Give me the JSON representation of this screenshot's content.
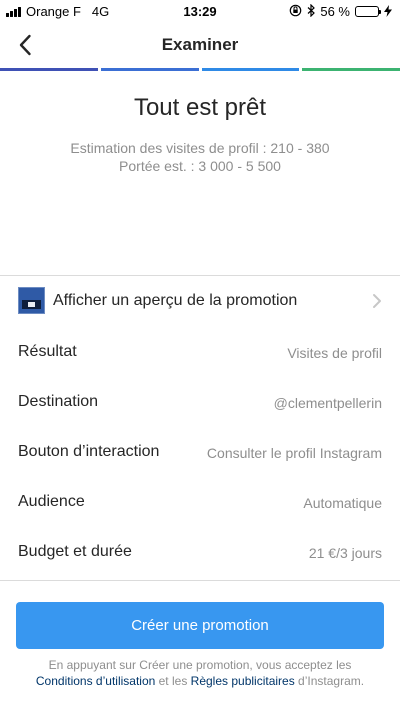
{
  "status_bar": {
    "carrier": "Orange F",
    "network": "4G",
    "time": "13:29",
    "battery_percent_text": "56 %",
    "battery_level": 0.56,
    "battery_color": "#4cd964",
    "icons": [
      "signal-bars-icon",
      "orientation-lock-icon",
      "bluetooth-icon",
      "battery-icon",
      "charging-bolt-icon"
    ]
  },
  "nav": {
    "title": "Examiner",
    "back_icon": "chevron-left-icon"
  },
  "progress": {
    "steps": 4,
    "colors": [
      "#3f51b5",
      "#3b6fd4",
      "#2f8ae6",
      "#3cb371"
    ]
  },
  "summary": {
    "headline": "Tout est prêt",
    "estimate_visits": "Estimation des visites de profil : 210 - 380",
    "estimate_reach": "Portée est. : 3 000 - 5 500"
  },
  "preview": {
    "label": "Afficher un aperçu de la promotion",
    "icon": "promotion-thumbnail-icon"
  },
  "details": [
    {
      "label": "Résultat",
      "value": "Visites de profil"
    },
    {
      "label": "Destination",
      "value": "@clementpellerin"
    },
    {
      "label": "Bouton d’interaction",
      "value": "Consulter le profil Instagram"
    },
    {
      "label": "Audience",
      "value": "Automatique"
    },
    {
      "label": "Budget et durée",
      "value": "21 €/3 jours"
    }
  ],
  "cta": {
    "label": "Créer une promotion",
    "color": "#3897f0"
  },
  "terms": {
    "prefix": "En appuyant sur Créer une promotion, vous acceptez les ",
    "link1": "Conditions d’utilisation",
    "middle": " et les ",
    "link2": "Règles publicitaires",
    "suffix": " d’Instagram.",
    "link_color": "#003569"
  }
}
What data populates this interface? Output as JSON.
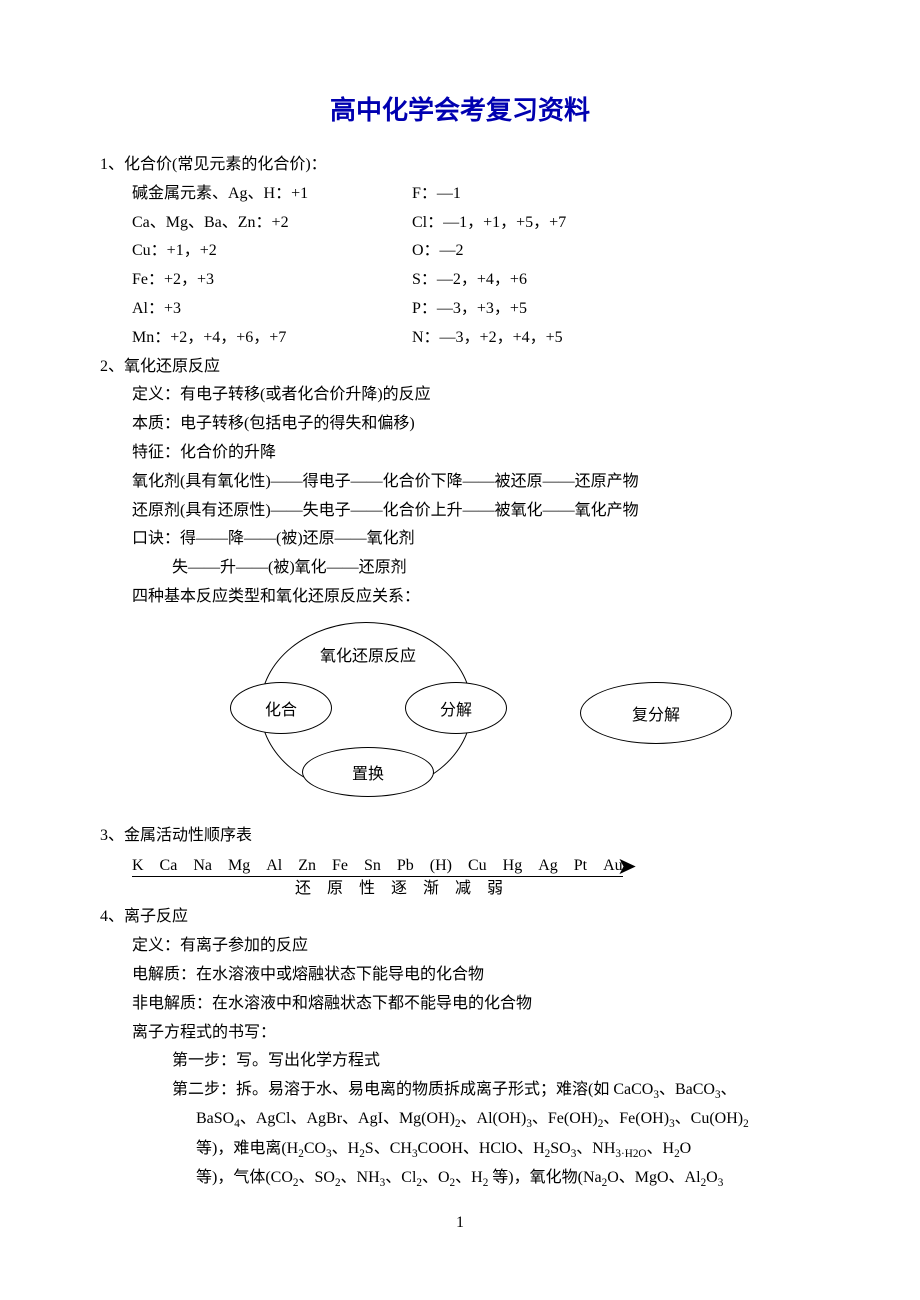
{
  "title": "高中化学会考复习资料",
  "sec1": {
    "heading": "1、化合价(常见元素的化合价)：",
    "left": [
      "碱金属元素、Ag、H：+1",
      "Ca、Mg、Ba、Zn：+2",
      "Cu：+1，+2",
      "Fe：+2，+3",
      "Al：+3",
      "Mn：+2，+4，+6，+7"
    ],
    "right": [
      "F：—1",
      "Cl：—1，+1，+5，+7",
      "O：—2",
      "S：—2，+4，+6",
      "P：—3，+3，+5",
      "N：—3，+2，+4，+5"
    ]
  },
  "sec2": {
    "heading": "2、氧化还原反应",
    "lines": [
      "定义：有电子转移(或者化合价升降)的反应",
      "本质：电子转移(包括电子的得失和偏移)",
      "特征：化合价的升降",
      "氧化剂(具有氧化性)——得电子——化合价下降——被还原——还原产物",
      "还原剂(具有还原性)——失电子——化合价上升——被氧化——氧化产物",
      "口诀：得——降——(被)还原——氧化剂"
    ],
    "line_indent": "失——升——(被)氧化——还原剂",
    "last": "四种基本反应类型和氧化还原反应关系：",
    "diagram": {
      "redox": "氧化还原反应",
      "huahe": "化合",
      "fenjie": "分解",
      "zhihuan": "置换",
      "fufenjie": "复分解"
    }
  },
  "sec3": {
    "heading": "3、金属活动性顺序表",
    "series": "K　Ca　Na　Mg　Al　Zn　Fe　Sn　Pb　(H)　Cu　Hg　Ag　Pt　Au",
    "caption": "还 原 性 逐 渐 减 弱"
  },
  "sec4": {
    "heading": "4、离子反应",
    "lines": [
      "定义：有离子参加的反应",
      "电解质：在水溶液中或熔融状态下能导电的化合物",
      "非电解质：在水溶液中和熔融状态下都不能导电的化合物",
      "离子方程式的书写："
    ],
    "step1": "第一步：写。写出化学方程式",
    "step2a": "第二步：拆。易溶于水、易电离的物质拆成离子形式；难溶(如 CaCO",
    "step2b": "、BaCO",
    "step2c": "、",
    "step2_2a": "BaSO",
    "step2_2b": "、AgCl、AgBr、AgI、Mg(OH)",
    "step2_2c": "、Al(OH)",
    "step2_2d": "、Fe(OH)",
    "step2_2e": "、Fe(OH)",
    "step2_2f": "、Cu(OH)",
    "step2_3a": "等)，难电离(H",
    "step2_3b": "CO",
    "step2_3c": "、H",
    "step2_3d": "S、CH",
    "step2_3e": "COOH、HClO、H",
    "step2_3f": "SO",
    "step2_3g": "、NH",
    "step2_3h": "、H",
    "step2_3i": "O",
    "step2_4a": "等)，气体(CO",
    "step2_4b": "、SO",
    "step2_4c": "、NH",
    "step2_4d": "、Cl",
    "step2_4e": "、O",
    "step2_4f": "、H",
    "step2_4g": " 等)，氧化物(Na",
    "step2_4h": "O、MgO、Al",
    "step2_4i": "O"
  },
  "pagenum": "1"
}
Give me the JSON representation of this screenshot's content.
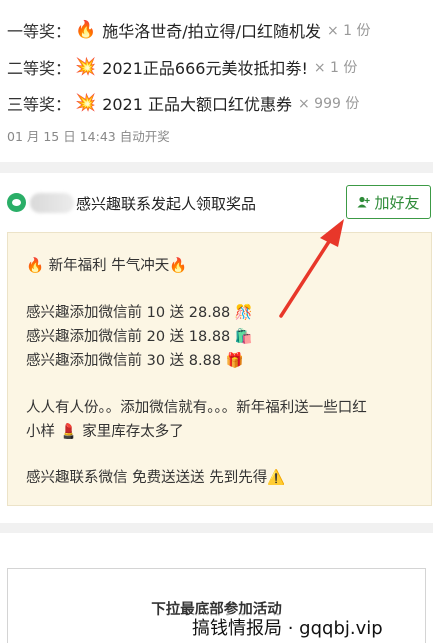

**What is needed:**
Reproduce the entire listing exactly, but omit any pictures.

**Answer section:**
Give me the JSON representation of this screenshot's content.
{
  "status_bar": {
    "carrier": "Orange F",
    "network": "4G",
    "time": "13:29",
    "battery_percent_text": "56 %",
    "battery_level": 0.56,
    "battery_color": "#4cd964",
    "icons": [
      "signal-bars-icon",
      "orientation-lock-icon",
      "bluetooth-icon",
      "battery-icon",
      "charging-bolt-icon"
    ]
  },
  "nav": {
    "title": "Examiner",
    "back_icon": "chevron-left-icon"
  },
  "progress": {
    "steps": 4,
    "colors": [
      "#3f51b5",
      "#3b6fd4",
      "#2f8ae6",
      "#3cb371"
    ]
  },
  "summary": {
    "headline": "Tout est prêt",
    "estimate_visits": "Estimation des visites de profil : 210 - 380",
    "estimate_reach": "Portée est. : 3 000 - 5 500"
  },
  "preview": {
    "label": "Afficher un aperçu de la promotion",
    "icon": "promotion-thumbnail-icon"
  },
  "details": [
    {
      "label": "Résultat",
      "value": "Visites de profil"
    },
    {
      "label": "Destination",
      "value": "@clementpellerin"
    },
    {
      "label": "Bouton d’interaction",
      "value": "Consulter le profil Instagram"
    },
    {
      "label": "Audience",
      "value": "Automatique"
    },
    {
      "label": "Budget et durée",
      "value": "21 €/3 jours"
    }
  ],
  "cta": {
    "label": "Créer une promotion",
    "color": "#3897f0"
  },
  "terms": {
    "prefix": "En appuyant sur Créer une promotion, vous acceptez les ",
    "link1": "Conditions d’utilisation",
    "middle": " et les ",
    "link2": "Règles publicitaires",
    "suffix": " d’Instagram.",
    "link_color": "#003569"
  }
}
What data populates this interface? Output as JSON.
{
  "title": "高中化学会考复习资料",
  "sec1": {
    "heading": "1、化合价(常见元素的化合价)：",
    "left": [
      "碱金属元素、Ag、H：+1",
      "Ca、Mg、Ba、Zn：+2",
      "Cu：+1，+2",
      "Fe：+2，+3",
      "Al：+3",
      "Mn：+2，+4，+6，+7"
    ],
    "right": [
      "F：—1",
      "Cl：—1，+1，+5，+7",
      "O：—2",
      "S：—2，+4，+6",
      "P：—3，+3，+5",
      "N：—3，+2，+4，+5"
    ]
  },
  "sec2": {
    "heading": "2、氧化还原反应",
    "lines": [
      "定义：有电子转移(或者化合价升降)的反应",
      "本质：电子转移(包括电子的得失和偏移)",
      "特征：化合价的升降",
      "氧化剂(具有氧化性)——得电子——化合价下降——被还原——还原产物",
      "还原剂(具有还原性)——失电子——化合价上升——被氧化——氧化产物",
      "口诀：得——降——(被)还原——氧化剂"
    ],
    "line_indent": "失——升——(被)氧化——还原剂",
    "last": "四种基本反应类型和氧化还原反应关系：",
    "diagram": {
      "redox": "氧化还原反应",
      "huahe": "化合",
      "fenjie": "分解",
      "zhihuan": "置换",
      "fufenjie": "复分解"
    }
  },
  "sec3": {
    "heading": "3、金属活动性顺序表",
    "series": "K　Ca　Na　Mg　Al　Zn　Fe　Sn　Pb　(H)　Cu　Hg　Ag　Pt　Au",
    "caption": "还 原 性 逐 渐 减 弱"
  },
  "sec4": {
    "heading": "4、离子反应",
    "lines": [
      "定义：有离子参加的反应",
      "电解质：在水溶液中或熔融状态下能导电的化合物",
      "非电解质：在水溶液中和熔融状态下都不能导电的化合物",
      "离子方程式的书写："
    ],
    "step1": "第一步：写。写出化学方程式",
    "step2a": "第二步：拆。易溶于水、易电离的物质拆成离子形式；难溶(如 CaCO",
    "step2b": "、BaCO",
    "step2c": "、",
    "step2_2a": "BaSO",
    "step2_2b": "、AgCl、AgBr、AgI、Mg(OH)",
    "step2_2c": "、Al(OH)",
    "step2_2d": "、Fe(OH)",
    "step2_2e": "、Fe(OH)",
    "step2_2f": "、Cu(OH)",
    "step2_3a": "等)，难电离(H",
    "step2_3b": "CO",
    "step2_3c": "、H",
    "step2_3d": "S、CH",
    "step2_3e": "COOH、HClO、H",
    "step2_3f": "SO",
    "step2_3g": "、NH",
    "step2_3h": "、H",
    "step2_3i": "O",
    "step2_4a": "等)，气体(CO",
    "step2_4b": "、SO",
    "step2_4c": "、NH",
    "step2_4d": "、Cl",
    "step2_4e": "、O",
    "step2_4f": "、H",
    "step2_4g": " 等)，氧化物(Na",
    "step2_4h": "O、MgO、Al",
    "step2_4i": "O"
  },
  "pagenum": "1"
}
Give me the JSON representation of this screenshot's content.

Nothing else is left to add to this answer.